FNF and German-Kosovar Business Association stand up for women’s rights

The Friedrich Naumann Foundation for Freedom (FNF) in cooperation with the German-Kosovar Business Association (OEGJK/KDWV) recently published an analysis called “Challenges of Accessing the Labor Market – Middle-Aged Women in Kosovo”. Sustainably addressing these challenges requires a comprehensive approach that involves policy interventions, societal shifts in attitudes towards gender roles, investment in education and training, provision of support services for working parents, and promotion of women’s entrepreneurship and leadership opportunities.

The publication, drafted by experts Dr. Saxhide Mustafa and Shqipe Gjocaj, found that a lot of women in Kosovo face double discrimination, both in gender and in age. There are widespread discriminatory policies against women aged 40+, and in contrast favourable stereotypes about the young population. The study specifically elaborates on the challenges and barriers that middle-aged women face in the labour market.

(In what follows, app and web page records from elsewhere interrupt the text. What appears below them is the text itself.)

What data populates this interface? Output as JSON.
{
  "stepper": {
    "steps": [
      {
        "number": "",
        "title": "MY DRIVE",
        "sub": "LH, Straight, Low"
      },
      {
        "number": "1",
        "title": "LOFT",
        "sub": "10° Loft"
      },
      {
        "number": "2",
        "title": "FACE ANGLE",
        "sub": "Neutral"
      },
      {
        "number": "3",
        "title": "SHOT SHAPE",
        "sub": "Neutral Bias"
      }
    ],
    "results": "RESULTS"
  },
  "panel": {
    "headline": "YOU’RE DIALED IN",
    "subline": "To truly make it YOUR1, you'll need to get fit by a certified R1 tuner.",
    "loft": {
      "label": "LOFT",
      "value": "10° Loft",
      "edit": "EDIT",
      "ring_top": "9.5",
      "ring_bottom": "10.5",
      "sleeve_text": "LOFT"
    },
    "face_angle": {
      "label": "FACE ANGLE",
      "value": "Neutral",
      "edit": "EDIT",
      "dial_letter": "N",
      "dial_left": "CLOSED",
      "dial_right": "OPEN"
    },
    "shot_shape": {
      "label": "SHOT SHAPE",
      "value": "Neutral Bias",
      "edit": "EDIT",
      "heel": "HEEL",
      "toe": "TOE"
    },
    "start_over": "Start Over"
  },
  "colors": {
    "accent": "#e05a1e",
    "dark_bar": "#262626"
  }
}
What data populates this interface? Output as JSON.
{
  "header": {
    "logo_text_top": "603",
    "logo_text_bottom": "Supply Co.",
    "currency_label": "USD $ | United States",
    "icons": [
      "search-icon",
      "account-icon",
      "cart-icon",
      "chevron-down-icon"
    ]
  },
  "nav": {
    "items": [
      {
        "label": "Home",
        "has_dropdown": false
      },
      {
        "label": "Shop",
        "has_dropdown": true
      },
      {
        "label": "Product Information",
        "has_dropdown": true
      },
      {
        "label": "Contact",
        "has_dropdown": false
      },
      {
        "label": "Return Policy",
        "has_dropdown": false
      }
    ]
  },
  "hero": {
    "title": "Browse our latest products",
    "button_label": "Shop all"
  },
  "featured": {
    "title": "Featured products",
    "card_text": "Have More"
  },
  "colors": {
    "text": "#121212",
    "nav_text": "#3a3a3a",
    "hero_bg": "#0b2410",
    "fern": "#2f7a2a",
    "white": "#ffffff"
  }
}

During the presentation of the analysis, Agon Dobruna, Deputy Minister of Finance, Labour and Transfers, claimed that “the support of the Ministry has been targeted to support women in different dimensions, whether through support of family economies, inclusion in the labour market or support towards new entrepreneurship”. Dr. Minire Çitaku from the Friedrich Naumann Foundation for Freedom explained that the labour market for middle-aged women in Kosovo has had different developments in recent years. Overall, women in this age group have faced and still are facing very specific challenges in finding and keeping a job, although slight progress has been made.

In some industries and professions, the involvement of women has increased significantly. For example, the education and health services sectors are two areas where middle-aged women have a significant presence. In these areas, there have been initiatives and policies aimed at increasing women’s participation in the workforce. However, although there has been progress, there are still major challenges: gender discrimination is a widespread problem in many countries, including Kosovo. Women may face lower pay compared to their male counterparts, and may be underrepresented in leadership positions.